Exercise details → In the data that follows, determine how many lines contain the word "main", and give only that number.

Component data from apps and pages:
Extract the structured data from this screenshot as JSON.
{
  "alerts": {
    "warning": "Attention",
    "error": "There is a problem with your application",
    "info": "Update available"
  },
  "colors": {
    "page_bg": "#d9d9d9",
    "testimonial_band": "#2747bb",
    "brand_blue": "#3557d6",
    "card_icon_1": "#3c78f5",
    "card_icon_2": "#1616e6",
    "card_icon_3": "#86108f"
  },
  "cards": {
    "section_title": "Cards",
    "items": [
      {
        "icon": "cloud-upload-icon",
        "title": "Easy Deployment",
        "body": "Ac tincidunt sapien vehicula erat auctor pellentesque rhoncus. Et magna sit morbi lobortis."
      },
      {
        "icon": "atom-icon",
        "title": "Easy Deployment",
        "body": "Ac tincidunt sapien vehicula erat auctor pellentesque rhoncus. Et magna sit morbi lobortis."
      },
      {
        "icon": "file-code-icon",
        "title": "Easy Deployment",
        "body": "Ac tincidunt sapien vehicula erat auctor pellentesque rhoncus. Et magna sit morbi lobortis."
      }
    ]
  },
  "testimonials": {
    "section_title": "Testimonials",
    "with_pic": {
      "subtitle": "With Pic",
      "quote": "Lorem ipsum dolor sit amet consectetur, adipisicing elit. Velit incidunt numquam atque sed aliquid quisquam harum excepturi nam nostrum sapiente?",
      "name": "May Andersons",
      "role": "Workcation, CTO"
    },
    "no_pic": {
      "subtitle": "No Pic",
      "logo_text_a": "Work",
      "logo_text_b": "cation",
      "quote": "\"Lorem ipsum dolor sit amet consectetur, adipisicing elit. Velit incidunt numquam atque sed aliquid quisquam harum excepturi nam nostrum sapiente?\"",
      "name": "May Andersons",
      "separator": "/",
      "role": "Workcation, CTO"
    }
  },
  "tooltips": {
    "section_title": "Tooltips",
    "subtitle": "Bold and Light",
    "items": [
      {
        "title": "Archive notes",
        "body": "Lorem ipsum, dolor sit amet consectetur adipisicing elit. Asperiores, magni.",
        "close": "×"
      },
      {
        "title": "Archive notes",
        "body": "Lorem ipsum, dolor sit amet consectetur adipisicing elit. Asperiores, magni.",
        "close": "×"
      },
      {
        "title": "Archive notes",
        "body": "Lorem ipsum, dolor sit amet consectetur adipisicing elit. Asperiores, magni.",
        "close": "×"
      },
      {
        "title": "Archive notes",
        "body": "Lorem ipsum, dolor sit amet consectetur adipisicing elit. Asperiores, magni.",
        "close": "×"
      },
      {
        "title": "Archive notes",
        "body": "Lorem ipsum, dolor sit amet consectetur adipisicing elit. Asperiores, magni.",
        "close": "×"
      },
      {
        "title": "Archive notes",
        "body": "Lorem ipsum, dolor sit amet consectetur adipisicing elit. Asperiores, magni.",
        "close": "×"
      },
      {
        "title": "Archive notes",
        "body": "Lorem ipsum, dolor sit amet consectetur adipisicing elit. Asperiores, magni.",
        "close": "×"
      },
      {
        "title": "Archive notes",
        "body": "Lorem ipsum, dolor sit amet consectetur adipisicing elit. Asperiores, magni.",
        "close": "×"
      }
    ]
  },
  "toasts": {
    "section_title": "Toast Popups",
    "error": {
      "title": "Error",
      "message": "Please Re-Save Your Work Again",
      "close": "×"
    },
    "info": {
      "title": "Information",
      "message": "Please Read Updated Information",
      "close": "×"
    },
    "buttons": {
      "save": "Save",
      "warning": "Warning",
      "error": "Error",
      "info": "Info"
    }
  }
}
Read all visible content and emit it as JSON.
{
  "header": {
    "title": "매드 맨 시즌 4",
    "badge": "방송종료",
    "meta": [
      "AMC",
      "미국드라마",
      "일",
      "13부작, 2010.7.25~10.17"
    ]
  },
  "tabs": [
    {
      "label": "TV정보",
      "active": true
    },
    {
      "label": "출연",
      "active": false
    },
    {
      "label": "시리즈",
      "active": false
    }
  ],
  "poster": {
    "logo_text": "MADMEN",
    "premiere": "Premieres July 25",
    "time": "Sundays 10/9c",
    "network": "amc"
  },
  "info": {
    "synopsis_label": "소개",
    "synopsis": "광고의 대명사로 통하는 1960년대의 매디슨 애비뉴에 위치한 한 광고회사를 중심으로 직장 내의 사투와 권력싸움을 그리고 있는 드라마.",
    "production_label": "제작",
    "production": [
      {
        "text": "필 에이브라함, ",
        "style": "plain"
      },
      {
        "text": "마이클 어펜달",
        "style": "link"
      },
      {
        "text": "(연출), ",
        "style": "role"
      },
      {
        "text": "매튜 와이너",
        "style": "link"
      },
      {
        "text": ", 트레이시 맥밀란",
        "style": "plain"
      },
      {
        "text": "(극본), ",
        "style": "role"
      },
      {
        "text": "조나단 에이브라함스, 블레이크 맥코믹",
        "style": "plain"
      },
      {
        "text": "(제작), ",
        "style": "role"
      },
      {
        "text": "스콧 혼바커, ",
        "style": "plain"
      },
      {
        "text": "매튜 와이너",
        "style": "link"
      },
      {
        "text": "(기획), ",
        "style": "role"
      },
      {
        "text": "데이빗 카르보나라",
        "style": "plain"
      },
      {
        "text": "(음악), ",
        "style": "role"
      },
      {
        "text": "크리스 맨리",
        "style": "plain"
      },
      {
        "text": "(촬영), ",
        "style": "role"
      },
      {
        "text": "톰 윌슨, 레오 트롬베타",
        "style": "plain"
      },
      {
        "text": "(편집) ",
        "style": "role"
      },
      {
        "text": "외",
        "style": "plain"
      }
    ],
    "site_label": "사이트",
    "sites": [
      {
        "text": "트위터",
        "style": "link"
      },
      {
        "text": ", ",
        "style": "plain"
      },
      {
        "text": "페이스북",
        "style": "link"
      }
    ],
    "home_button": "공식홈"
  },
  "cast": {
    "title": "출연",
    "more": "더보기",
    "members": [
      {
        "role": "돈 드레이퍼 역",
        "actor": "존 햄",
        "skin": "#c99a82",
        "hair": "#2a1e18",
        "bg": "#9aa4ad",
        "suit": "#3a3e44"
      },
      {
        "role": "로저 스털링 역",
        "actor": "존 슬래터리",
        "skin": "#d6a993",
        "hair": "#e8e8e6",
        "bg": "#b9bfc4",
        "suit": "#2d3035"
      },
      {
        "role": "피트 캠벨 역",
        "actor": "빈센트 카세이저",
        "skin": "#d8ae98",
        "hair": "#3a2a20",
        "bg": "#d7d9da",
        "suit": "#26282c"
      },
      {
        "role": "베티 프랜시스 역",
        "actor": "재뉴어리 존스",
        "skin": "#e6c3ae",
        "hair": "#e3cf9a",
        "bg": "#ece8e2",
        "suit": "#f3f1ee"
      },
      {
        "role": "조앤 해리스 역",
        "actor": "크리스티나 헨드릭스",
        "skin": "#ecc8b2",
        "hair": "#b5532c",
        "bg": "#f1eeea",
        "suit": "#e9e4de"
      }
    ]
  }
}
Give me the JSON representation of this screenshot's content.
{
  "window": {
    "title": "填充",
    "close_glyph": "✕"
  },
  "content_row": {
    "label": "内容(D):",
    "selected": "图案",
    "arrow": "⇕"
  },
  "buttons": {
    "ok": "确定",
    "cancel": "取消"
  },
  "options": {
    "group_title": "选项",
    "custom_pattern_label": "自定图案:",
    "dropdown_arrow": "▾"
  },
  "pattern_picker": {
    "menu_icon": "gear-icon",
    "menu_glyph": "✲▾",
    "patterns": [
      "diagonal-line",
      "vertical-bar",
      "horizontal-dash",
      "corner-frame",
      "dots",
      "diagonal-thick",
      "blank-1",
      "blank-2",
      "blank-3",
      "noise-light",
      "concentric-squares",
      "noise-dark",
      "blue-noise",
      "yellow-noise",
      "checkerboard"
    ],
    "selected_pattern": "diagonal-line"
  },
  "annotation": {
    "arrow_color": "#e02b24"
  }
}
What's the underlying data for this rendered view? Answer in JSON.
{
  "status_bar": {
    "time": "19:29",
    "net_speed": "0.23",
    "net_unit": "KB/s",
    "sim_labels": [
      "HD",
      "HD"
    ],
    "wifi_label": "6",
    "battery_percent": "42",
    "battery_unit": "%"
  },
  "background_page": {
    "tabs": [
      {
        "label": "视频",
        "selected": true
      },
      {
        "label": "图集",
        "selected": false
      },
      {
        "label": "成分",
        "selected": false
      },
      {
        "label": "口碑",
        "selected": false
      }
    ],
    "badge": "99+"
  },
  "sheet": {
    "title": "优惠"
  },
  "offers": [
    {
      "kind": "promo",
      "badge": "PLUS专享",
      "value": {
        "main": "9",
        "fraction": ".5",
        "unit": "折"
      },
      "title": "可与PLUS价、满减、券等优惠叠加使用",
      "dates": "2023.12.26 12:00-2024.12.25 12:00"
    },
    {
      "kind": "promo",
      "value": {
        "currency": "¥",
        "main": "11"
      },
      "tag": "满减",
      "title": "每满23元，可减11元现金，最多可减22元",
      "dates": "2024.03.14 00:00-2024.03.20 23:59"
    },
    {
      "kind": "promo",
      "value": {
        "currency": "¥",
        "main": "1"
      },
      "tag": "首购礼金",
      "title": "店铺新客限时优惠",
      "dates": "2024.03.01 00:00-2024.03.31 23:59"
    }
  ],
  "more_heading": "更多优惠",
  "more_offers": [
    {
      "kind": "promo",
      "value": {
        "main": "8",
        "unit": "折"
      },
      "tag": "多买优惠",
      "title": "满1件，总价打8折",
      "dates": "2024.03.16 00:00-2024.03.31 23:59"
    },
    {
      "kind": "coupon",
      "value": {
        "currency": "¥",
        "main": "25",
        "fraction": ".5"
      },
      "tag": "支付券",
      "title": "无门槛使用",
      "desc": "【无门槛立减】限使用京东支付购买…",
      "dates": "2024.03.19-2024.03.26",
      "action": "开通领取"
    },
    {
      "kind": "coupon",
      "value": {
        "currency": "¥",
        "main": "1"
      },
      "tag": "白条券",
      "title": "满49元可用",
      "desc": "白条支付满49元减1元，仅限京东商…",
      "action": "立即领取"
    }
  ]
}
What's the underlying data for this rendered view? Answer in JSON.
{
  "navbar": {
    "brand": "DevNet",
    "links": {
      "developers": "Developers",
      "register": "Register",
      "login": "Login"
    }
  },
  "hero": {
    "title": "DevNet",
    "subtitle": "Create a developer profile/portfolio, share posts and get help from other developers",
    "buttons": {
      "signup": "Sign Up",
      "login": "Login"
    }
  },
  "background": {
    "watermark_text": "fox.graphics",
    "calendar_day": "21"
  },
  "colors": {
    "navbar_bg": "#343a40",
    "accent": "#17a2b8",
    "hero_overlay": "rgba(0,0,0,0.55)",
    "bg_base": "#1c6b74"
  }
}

Result below → 6